Given records ->
------------

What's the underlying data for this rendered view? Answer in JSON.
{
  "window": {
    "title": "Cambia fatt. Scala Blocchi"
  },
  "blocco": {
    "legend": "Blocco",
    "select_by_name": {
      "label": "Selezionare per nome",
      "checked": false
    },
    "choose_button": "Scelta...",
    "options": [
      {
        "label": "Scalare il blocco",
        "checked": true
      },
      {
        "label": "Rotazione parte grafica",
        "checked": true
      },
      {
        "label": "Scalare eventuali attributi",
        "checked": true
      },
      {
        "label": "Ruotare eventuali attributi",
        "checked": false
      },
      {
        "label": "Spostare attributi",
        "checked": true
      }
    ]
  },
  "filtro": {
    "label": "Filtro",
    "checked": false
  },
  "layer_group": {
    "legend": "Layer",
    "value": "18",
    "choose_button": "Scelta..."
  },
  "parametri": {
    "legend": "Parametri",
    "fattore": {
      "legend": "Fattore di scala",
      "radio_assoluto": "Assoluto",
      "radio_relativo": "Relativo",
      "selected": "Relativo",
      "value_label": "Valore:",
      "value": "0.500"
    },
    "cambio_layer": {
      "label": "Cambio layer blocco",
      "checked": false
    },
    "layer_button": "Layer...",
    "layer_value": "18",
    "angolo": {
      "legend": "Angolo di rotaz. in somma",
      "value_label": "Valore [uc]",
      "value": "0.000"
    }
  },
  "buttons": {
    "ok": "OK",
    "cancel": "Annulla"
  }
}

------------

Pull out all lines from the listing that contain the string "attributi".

Exercise output ->
        "label": "Scalare eventuali attributi",
        "label": "Ruotare eventuali attributi",
        "label": "Spostare attributi",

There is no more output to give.